| Work instruction |
Find the string "this" in the records. Copy every line it appears in.

| Data extracts |

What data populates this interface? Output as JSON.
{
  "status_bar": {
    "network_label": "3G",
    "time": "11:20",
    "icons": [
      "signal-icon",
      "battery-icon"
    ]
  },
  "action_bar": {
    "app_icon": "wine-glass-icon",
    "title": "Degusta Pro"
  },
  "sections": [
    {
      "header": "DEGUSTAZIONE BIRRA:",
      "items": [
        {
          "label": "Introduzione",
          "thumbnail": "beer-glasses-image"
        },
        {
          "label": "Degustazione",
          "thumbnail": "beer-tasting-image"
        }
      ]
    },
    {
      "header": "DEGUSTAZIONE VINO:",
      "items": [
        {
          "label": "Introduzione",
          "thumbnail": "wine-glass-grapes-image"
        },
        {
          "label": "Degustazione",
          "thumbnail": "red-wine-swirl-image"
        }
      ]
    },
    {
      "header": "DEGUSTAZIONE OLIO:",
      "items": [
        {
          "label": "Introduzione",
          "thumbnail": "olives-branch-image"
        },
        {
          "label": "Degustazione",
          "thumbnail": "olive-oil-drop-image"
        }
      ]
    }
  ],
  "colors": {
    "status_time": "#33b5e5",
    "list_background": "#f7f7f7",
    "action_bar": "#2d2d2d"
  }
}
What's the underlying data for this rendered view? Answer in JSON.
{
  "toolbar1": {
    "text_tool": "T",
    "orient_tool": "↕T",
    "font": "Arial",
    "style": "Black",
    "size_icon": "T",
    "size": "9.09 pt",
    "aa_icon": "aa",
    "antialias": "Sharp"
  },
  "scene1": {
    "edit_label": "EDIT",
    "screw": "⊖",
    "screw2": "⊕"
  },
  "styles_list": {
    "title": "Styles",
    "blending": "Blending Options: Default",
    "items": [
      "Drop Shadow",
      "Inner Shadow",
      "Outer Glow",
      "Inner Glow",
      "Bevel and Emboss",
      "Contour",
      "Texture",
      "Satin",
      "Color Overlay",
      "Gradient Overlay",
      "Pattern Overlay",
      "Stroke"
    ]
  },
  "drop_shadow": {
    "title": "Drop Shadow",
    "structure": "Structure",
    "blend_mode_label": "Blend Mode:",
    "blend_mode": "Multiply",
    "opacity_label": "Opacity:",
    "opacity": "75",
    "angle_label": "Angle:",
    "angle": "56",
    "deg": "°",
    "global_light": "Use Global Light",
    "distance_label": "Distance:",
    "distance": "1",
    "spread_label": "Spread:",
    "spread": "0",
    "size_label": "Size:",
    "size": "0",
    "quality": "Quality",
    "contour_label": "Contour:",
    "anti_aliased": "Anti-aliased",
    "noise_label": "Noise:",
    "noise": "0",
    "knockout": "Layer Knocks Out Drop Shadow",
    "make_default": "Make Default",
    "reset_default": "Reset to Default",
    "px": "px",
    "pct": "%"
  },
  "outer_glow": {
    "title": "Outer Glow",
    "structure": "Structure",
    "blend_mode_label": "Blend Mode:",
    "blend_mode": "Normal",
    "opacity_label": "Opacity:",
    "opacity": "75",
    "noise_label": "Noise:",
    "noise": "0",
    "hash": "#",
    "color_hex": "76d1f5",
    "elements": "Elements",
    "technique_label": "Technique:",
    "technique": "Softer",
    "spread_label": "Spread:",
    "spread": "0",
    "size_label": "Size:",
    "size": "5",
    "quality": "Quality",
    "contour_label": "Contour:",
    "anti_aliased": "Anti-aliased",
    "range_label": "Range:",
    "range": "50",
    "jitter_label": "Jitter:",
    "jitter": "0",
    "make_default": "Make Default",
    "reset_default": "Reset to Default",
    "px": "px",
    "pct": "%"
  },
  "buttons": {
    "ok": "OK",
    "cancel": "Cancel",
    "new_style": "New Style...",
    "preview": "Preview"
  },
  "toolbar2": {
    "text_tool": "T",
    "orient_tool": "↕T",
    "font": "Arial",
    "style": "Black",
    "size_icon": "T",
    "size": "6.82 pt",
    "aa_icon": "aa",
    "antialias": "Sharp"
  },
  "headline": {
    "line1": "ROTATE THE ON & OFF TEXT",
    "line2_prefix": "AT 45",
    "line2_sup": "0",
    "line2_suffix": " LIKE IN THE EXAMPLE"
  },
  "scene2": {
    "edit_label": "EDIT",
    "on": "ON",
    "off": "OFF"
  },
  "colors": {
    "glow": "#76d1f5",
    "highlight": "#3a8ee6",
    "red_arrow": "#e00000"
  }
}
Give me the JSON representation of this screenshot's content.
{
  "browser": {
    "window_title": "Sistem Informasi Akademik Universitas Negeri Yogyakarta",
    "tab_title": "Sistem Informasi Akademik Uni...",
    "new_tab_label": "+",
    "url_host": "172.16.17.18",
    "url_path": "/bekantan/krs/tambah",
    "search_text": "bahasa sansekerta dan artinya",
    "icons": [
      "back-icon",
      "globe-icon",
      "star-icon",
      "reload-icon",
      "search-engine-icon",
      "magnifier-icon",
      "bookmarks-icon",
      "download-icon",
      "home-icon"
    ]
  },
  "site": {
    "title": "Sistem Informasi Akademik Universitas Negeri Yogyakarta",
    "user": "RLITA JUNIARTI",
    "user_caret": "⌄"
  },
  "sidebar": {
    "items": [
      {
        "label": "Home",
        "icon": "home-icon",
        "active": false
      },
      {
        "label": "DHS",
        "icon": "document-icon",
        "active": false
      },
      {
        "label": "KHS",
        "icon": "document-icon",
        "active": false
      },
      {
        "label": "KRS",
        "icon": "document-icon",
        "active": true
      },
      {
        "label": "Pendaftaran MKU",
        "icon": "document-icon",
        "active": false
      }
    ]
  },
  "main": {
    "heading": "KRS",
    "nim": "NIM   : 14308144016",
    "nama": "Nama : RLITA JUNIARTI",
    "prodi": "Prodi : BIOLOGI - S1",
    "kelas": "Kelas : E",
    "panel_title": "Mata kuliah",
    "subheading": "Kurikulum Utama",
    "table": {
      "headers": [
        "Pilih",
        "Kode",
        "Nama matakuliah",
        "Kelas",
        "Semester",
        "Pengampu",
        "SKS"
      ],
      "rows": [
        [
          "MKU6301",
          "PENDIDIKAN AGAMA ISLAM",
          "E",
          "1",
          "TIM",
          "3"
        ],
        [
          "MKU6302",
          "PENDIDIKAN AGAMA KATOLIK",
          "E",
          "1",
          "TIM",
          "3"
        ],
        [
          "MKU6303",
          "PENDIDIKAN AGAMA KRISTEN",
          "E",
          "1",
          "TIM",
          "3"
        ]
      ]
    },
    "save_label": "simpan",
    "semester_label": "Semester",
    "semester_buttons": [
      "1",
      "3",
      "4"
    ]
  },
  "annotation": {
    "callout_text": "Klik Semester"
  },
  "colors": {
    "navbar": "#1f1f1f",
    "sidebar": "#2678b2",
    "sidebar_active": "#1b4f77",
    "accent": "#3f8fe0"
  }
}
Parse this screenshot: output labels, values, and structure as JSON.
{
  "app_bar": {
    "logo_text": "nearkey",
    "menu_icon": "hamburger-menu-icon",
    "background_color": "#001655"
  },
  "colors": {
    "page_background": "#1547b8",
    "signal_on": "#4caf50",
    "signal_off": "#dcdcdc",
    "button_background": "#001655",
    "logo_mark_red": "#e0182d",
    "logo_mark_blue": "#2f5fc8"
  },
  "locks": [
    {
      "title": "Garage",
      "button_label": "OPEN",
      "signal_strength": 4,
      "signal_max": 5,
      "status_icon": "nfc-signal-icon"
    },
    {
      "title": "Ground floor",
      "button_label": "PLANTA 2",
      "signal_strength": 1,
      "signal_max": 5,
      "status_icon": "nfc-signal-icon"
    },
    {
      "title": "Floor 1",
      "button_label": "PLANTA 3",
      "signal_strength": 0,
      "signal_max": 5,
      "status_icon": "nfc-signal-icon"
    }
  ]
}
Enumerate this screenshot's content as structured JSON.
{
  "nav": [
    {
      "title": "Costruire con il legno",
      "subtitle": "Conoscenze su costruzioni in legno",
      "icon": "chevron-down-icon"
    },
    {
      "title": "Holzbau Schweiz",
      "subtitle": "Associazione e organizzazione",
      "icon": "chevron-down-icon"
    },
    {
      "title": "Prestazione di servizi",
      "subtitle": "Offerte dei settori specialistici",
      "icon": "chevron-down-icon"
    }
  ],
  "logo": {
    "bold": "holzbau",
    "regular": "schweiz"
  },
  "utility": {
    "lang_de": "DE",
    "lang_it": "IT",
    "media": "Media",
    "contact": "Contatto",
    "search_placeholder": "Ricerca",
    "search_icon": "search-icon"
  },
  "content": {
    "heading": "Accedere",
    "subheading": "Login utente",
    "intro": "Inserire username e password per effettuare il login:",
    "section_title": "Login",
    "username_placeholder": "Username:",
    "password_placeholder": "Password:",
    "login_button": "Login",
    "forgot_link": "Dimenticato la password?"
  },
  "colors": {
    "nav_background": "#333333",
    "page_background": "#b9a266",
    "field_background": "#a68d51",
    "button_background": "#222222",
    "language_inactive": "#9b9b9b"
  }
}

| Exercise solution |
What data populates this interface? Output as JSON.
What's the underlying data for this rendered view? Answer in JSON.
Give me the JSON representation of this screenshot's content.
Parse this screenshot: output labels, values, and structure as JSON.
Enumerate this screenshot's content as structured JSON.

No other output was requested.